Play time’s over for China’s youth as the country increasingly cracks down on culture and business following President Xi Jinping’s call for a “national rejuvenation.” Joining a three-hour ban on “electronic drugs” (popularly known as video games), is yet another limitation on how the demographic spends their free time.
On 18 September, ByteDance, the parent company of Chinese video-sharing app TikTok—known as Douyin—imposed a daily usage limit for those under the age of 14. The new measures not only restrict them to a maximum of 40 minutes spent on the app per day but bans them from accessing it between 10 p.m to 6 a.m.
Called Xiao Qu Xing, which translates to ‘Little Fun Star’, these restrictions are implemented with a built-in feature called ‘teenage mode’. “If you are a real-name registered user under 14 years old, you will automatically find yourself in ‘teenage mode’ upon opening Douyin,” the company wrote on its corporate blog. Apart from the daily usage limits, the mode offers a personalised feed of short video-based educational content including “interesting popular science experiments, exhibitions in museums and galleries, beautiful scenery across the country, explanations of historical knowledge, and so on.” While young users are allowed to ‘like’ these clips, they are banned from sharing them with others or even uploading their own.
The autonomy to adjust the time limit further (from a maximum of 40 minutes) is under parental control. The company also encourages them to help their children complete the ‘real-name’ authentication process—which requests their name, phone number and an official ID—and activate the mode when prompted by the app.
In June 2021, the Chinese government added a chapter on “internet protection” to its newly-revised Minor Protection Law, which stated how “providers of online games, livestreams, audio and visual content and social media should implement time management tools, feature restrictions and purchase restrictions for underage users.” Presently, with the government seeking to implement rules on the algorithms tech companies use to recommend videos and other content, top officials and state media are aiming to reduce the amount of time Chinese teenagers spend online in the first place.

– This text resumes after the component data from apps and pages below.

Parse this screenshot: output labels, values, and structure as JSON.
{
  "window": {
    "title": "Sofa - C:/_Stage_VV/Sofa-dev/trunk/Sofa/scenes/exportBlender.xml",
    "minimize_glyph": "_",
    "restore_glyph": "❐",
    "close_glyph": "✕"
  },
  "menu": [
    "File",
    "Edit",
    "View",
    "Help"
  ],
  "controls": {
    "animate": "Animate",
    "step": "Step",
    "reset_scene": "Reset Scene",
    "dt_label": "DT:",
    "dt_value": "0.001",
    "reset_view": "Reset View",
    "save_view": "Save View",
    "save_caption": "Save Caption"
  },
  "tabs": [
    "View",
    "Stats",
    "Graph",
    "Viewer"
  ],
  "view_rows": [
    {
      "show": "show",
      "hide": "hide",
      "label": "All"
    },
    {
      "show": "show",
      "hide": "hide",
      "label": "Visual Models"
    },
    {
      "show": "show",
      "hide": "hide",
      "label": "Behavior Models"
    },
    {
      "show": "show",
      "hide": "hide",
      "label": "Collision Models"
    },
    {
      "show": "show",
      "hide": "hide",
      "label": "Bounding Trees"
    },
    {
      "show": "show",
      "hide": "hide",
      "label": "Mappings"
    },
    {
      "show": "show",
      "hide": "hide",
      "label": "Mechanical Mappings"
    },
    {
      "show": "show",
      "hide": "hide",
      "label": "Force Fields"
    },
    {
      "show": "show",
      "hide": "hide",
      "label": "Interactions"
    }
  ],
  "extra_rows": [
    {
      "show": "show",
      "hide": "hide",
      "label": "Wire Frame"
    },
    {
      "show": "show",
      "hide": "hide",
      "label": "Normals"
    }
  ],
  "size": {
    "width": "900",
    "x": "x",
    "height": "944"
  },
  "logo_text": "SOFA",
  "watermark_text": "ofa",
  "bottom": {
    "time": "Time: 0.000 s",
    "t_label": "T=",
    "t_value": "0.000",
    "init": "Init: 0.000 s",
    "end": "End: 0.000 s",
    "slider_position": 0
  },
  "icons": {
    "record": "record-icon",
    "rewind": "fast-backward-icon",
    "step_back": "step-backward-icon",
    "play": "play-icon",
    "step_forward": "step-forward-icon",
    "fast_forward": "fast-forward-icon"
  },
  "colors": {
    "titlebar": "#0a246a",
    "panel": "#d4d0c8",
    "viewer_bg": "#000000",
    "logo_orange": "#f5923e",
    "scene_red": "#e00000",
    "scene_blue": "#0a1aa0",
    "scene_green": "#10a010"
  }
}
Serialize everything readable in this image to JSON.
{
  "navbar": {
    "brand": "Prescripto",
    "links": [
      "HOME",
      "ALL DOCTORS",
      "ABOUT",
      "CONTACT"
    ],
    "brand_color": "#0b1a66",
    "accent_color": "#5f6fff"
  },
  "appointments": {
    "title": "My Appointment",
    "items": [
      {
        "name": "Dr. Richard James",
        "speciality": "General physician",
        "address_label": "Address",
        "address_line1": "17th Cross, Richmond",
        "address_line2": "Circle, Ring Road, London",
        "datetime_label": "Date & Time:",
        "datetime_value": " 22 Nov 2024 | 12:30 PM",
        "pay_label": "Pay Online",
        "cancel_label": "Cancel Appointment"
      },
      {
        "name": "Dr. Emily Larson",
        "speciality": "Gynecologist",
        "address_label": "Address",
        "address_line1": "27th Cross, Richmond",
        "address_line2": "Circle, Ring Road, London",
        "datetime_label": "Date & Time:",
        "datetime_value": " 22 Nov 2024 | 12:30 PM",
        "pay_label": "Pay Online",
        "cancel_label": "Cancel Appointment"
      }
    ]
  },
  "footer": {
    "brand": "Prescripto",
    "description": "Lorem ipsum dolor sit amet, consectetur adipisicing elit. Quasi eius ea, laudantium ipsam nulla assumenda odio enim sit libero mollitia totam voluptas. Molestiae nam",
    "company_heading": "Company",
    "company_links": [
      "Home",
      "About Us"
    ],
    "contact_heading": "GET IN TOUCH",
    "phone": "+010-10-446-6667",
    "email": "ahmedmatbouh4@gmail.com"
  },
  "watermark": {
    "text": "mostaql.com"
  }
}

Douyin’s teenage mode not only keeps the company in line with this vision but also seeks to add this layer of ‘internet protection’ with its real-name authentication feature. However, according to a commentary in the People’s Daily—the mouthpiece of the ruling Chinese Communist Party (CCP)—such modes deployed by Chinese internet platforms “to protect teenagers from gaming addiction and inappropriate short videos,” do not go far enough, signalling that tech giants will likely have to do even more to safeguard minors and appease regulators.
“While the youth modes have apparently accumulated a significant number of users, many problems still persist—with some youth modes being criticised by parents as ‘existing in name only’,” the state newspaper mentioned, adding how it can be easily bypassed with simple workarounds.
The article, as noted by South China Morning Post, cited the case of a father in Guangxi who said, “I don’t know how my son came to know the password that I’ve set and he flat-out disabled the youth mode in these mobile games. He even said that some classmates of his have bought hack tips from the internet to bypass the ‘youth mode’.”
While Tencent started leveraging facial recognition to limit the amount of time minors could spend playing games, the technology is far from being the ideal alternative here—given how children have previously cheated the system to set up their own OnlyFans using documents of their older relatives. With Kuaishou (another video-sharing app and Douyin’s major competitor in China) also featuring a teenage mode which is non-mandatory, concerns have been triggered over the possibility of such rules being adopted by companies globally to maintain their share in China.